▼▼▼
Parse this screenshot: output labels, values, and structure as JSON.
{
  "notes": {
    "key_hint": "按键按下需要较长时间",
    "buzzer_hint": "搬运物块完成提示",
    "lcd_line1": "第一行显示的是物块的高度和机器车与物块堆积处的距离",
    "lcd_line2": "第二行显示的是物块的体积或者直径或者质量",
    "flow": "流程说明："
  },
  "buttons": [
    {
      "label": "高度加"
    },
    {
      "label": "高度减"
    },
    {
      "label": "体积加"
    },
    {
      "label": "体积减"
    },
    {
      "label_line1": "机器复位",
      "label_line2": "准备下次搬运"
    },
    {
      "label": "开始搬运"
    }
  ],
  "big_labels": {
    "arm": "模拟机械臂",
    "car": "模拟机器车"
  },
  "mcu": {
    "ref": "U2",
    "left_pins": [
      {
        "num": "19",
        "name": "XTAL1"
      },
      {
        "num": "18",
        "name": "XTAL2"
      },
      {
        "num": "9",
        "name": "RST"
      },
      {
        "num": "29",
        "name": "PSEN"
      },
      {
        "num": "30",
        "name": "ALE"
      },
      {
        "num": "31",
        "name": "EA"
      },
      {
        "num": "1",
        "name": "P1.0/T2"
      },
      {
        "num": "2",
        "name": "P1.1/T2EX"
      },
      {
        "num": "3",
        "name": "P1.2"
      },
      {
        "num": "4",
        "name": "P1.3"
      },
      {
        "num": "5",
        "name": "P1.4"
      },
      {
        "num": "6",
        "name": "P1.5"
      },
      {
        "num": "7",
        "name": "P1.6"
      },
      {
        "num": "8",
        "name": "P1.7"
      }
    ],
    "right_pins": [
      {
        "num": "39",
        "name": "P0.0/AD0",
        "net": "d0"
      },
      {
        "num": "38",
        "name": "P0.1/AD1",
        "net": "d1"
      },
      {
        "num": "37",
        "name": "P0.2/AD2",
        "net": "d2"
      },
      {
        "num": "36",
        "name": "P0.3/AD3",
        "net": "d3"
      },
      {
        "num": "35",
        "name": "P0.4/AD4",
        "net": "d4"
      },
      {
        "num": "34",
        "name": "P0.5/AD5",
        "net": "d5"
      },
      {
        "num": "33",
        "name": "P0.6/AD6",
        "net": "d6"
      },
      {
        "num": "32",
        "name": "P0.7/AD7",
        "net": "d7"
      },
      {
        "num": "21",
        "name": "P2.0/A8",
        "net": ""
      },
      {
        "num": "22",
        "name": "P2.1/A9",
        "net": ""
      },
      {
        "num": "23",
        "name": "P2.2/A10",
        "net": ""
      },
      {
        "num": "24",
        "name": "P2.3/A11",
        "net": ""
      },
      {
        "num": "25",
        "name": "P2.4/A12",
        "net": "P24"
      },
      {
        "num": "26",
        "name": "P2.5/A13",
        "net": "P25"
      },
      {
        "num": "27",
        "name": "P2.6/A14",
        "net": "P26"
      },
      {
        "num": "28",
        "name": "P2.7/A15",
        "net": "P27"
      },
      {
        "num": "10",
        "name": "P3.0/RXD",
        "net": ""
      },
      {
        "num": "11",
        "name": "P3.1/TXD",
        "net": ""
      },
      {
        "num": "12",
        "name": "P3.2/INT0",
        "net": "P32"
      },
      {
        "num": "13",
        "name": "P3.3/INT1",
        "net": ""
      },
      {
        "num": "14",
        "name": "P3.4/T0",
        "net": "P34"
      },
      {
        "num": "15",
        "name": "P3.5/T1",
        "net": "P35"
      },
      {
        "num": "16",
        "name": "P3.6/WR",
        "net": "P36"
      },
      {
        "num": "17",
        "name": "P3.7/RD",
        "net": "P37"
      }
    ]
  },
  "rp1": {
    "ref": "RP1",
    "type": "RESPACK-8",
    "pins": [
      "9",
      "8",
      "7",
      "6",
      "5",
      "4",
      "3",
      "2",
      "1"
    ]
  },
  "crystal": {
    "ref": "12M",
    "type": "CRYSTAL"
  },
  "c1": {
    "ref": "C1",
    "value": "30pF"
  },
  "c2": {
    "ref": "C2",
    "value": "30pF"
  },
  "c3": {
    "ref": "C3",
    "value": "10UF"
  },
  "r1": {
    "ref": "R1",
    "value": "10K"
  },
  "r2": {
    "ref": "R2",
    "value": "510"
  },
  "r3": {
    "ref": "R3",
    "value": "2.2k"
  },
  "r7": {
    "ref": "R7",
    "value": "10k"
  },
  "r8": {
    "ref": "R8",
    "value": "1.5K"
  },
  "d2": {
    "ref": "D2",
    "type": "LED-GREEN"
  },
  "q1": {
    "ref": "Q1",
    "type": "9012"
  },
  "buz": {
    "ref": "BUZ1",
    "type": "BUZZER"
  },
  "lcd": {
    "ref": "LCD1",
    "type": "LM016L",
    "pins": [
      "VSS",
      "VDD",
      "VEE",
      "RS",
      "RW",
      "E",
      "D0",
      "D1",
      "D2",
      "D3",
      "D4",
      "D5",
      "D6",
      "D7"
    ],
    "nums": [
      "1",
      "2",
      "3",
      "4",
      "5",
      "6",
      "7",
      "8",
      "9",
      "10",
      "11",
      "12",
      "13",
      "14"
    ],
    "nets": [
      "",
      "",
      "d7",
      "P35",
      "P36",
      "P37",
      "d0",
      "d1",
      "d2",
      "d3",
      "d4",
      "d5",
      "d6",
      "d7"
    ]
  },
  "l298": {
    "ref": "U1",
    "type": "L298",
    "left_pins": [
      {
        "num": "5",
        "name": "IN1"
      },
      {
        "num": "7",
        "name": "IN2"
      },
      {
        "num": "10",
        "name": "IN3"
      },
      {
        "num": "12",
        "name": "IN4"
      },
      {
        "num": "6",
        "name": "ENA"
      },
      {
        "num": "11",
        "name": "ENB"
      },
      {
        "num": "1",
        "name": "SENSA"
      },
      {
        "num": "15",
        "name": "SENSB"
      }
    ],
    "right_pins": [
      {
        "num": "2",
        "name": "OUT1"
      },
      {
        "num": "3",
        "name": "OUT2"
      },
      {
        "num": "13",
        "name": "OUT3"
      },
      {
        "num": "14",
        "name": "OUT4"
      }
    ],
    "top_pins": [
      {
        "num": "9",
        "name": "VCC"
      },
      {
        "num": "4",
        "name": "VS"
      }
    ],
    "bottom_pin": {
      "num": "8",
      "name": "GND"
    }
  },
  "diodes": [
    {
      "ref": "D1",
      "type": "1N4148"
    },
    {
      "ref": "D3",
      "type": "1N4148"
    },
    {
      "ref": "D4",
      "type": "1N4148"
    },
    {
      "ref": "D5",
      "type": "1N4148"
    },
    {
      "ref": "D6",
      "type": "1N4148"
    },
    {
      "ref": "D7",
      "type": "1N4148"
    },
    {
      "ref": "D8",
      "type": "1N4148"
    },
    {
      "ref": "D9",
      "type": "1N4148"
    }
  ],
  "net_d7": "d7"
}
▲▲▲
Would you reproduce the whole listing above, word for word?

* Exercise response
Parse this screenshot: output labels, values, and structure as JSON.
{
  "notes": {
    "key_hint": "按键按下需要较长时间",
    "buzzer_hint": "搬运物块完成提示",
    "lcd_line1": "第一行显示的是物块的高度和机器车与物块堆积处的距离",
    "lcd_line2": "第二行显示的是物块的体积或者直径或者质量",
    "flow": "流程说明："
  },
  "buttons": [
    {
      "label": "高度加"
    },
    {
      "label": "高度减"
    },
    {
      "label": "体积加"
    },
    {
      "label": "体积减"
    },
    {
      "label_line1": "机器复位",
      "label_line2": "准备下次搬运"
    },
    {
      "label": "开始搬运"
    }
  ],
  "big_labels": {
    "arm": "模拟机械臂",
    "car": "模拟机器车"
  },
  "mcu": {
    "ref": "U2",
    "left_pins": [
      {
        "num": "19",
        "name": "XTAL1"
      },
      {
        "num": "18",
        "name": "XTAL2"
      },
      {
        "num": "9",
        "name": "RST"
      },
      {
        "num": "29",
        "name": "PSEN"
      },
      {
        "num": "30",
        "name": "ALE"
      },
      {
        "num": "31",
        "name": "EA"
      },
      {
        "num": "1",
        "name": "P1.0/T2"
      },
      {
        "num": "2",
        "name": "P1.1/T2EX"
      },
      {
        "num": "3",
        "name": "P1.2"
      },
      {
        "num": "4",
        "name": "P1.3"
      },
      {
        "num": "5",
        "name": "P1.4"
      },
      {
        "num": "6",
        "name": "P1.5"
      },
      {
        "num": "7",
        "name": "P1.6"
      },
      {
        "num": "8",
        "name": "P1.7"
      }
    ],
    "right_pins": [
      {
        "num": "39",
        "name": "P0.0/AD0",
        "net": "d0"
      },
      {
        "num": "38",
        "name": "P0.1/AD1",
        "net": "d1"
      },
      {
        "num": "37",
        "name": "P0.2/AD2",
        "net": "d2"
      },
      {
        "num": "36",
        "name": "P0.3/AD3",
        "net": "d3"
      },
      {
        "num": "35",
        "name": "P0.4/AD4",
        "net": "d4"
      },
      {
        "num": "34",
        "name": "P0.5/AD5",
        "net": "d5"
      },
      {
        "num": "33",
        "name": "P0.6/AD6",
        "net": "d6"
      },
      {
        "num": "32",
        "name": "P0.7/AD7",
        "net": "d7"
      },
      {
        "num": "21",
        "name": "P2.0/A8",
        "net": ""
      },
      {
        "num": "22",
        "name": "P2.1/A9",
        "net": ""
      },
      {
        "num": "23",
        "name": "P2.2/A10",
        "net": ""
      },
      {
        "num": "24",
        "name": "P2.3/A11",
        "net": ""
      },
      {
        "num": "25",
        "name": "P2.4/A12",
        "net": "P24"
      },
      {
        "num": "26",
        "name": "P2.5/A13",
        "net": "P25"
      },
      {
        "num": "27",
        "name": "P2.6/A14",
        "net": "P26"
      },
      {
        "num": "28",
        "name": "P2.7/A15",
        "net": "P27"
      },
      {
        "num": "10",
        "name": "P3.0/RXD",
        "net": ""
      },
      {
        "num": "11",
        "name": "P3.1/TXD",
        "net": ""
      },
      {
        "num": "12",
        "name": "P3.2/INT0",
        "net": "P32"
      },
      {
        "num": "13",
        "name": "P3.3/INT1",
        "net": ""
      },
      {
        "num": "14",
        "name": "P3.4/T0",
        "net": "P34"
      },
      {
        "num": "15",
        "name": "P3.5/T1",
        "net": "P35"
      },
      {
        "num": "16",
        "name": "P3.6/WR",
        "net": "P36"
      },
      {
        "num": "17",
        "name": "P3.7/RD",
        "net": "P37"
      }
    ]
  },
  "rp1": {
    "ref": "RP1",
    "type": "RESPACK-8",
    "pins": [
      "9",
      "8",
      "7",
      "6",
      "5",
      "4",
      "3",
      "2",
      "1"
    ]
  },
  "crystal": {
    "ref": "12M",
    "type": "CRYSTAL"
  },
  "c1": {
    "ref": "C1",
    "value": "30pF"
  },
  "c2": {
    "ref": "C2",
    "value": "30pF"
  },
  "c3": {
    "ref": "C3",
    "value": "10UF"
  },
  "r1": {
    "ref": "R1",
    "value": "10K"
  },
  "r2": {
    "ref": "R2",
    "value": "510"
  },
  "r3": {
    "ref": "R3",
    "value": "2.2k"
  },
  "r7": {
    "ref": "R7",
    "value": "10k"
  },
  "r8": {
    "ref": "R8",
    "value": "1.5K"
  },
  "d2": {
    "ref": "D2",
    "type": "LED-GREEN"
  },
  "q1": {
    "ref": "Q1",
    "type": "9012"
  },
  "buz": {
    "ref": "BUZ1",
    "type": "BUZZER"
  },
  "lcd": {
    "ref": "LCD1",
    "type": "LM016L",
    "pins": [
      "VSS",
      "VDD",
      "VEE",
      "RS",
      "RW",
      "E",
      "D0",
      "D1",
      "D2",
      "D3",
      "D4",
      "D5",
      "D6",
      "D7"
    ],
    "nums": [
      "1",
      "2",
      "3",
      "4",
      "5",
      "6",
      "7",
      "8",
      "9",
      "10",
      "11",
      "12",
      "13",
      "14"
    ],
    "nets": [
      "",
      "",
      "d7",
      "P35",
      "P36",
      "P37",
      "d0",
      "d1",
      "d2",
      "d3",
      "d4",
      "d5",
      "d6",
      "d7"
    ]
  },
  "l298": {
    "ref": "U1",
    "type": "L298",
    "left_pins": [
      {
        "num": "5",
        "name": "IN1"
      },
      {
        "num": "7",
        "name": "IN2"
      },
      {
        "num": "10",
        "name": "IN3"
      },
      {
        "num": "12",
        "name": "IN4"
      },
      {
        "num": "6",
        "name": "ENA"
      },
      {
        "num": "11",
        "name": "ENB"
      },
      {
        "num": "1",
        "name": "SENSA"
      },
      {
        "num": "15",
        "name": "SENSB"
      }
    ],
    "right_pins": [
      {
        "num": "2",
        "name": "OUT1"
      },
      {
        "num": "3",
        "name": "OUT2"
      },
      {
        "num": "13",
        "name": "OUT3"
      },
      {
        "num": "14",
        "name": "OUT4"
      }
    ],
    "top_pins": [
      {
        "num": "9",
        "name": "VCC"
      },
      {
        "num": "4",
        "name": "VS"
      }
    ],
    "bottom_pin": {
      "num": "8",
      "name": "GND"
    }
  },
  "diodes": [
    {
      "ref": "D1",
      "type": "1N4148"
    },
    {
      "ref": "D3",
      "type": "1N4148"
    },
    {
      "ref": "D4",
      "type": "1N4148"
    },
    {
      "ref": "D5",
      "type": "1N4148"
    },
    {
      "ref": "D6",
      "type": "1N4148"
    },
    {
      "ref": "D7",
      "type": "1N4148"
    },
    {
      "ref": "D8",
      "type": "1N4148"
    },
    {
      "ref": "D9",
      "type": "1N4148"
    }
  ],
  "net_d7": "d7"
}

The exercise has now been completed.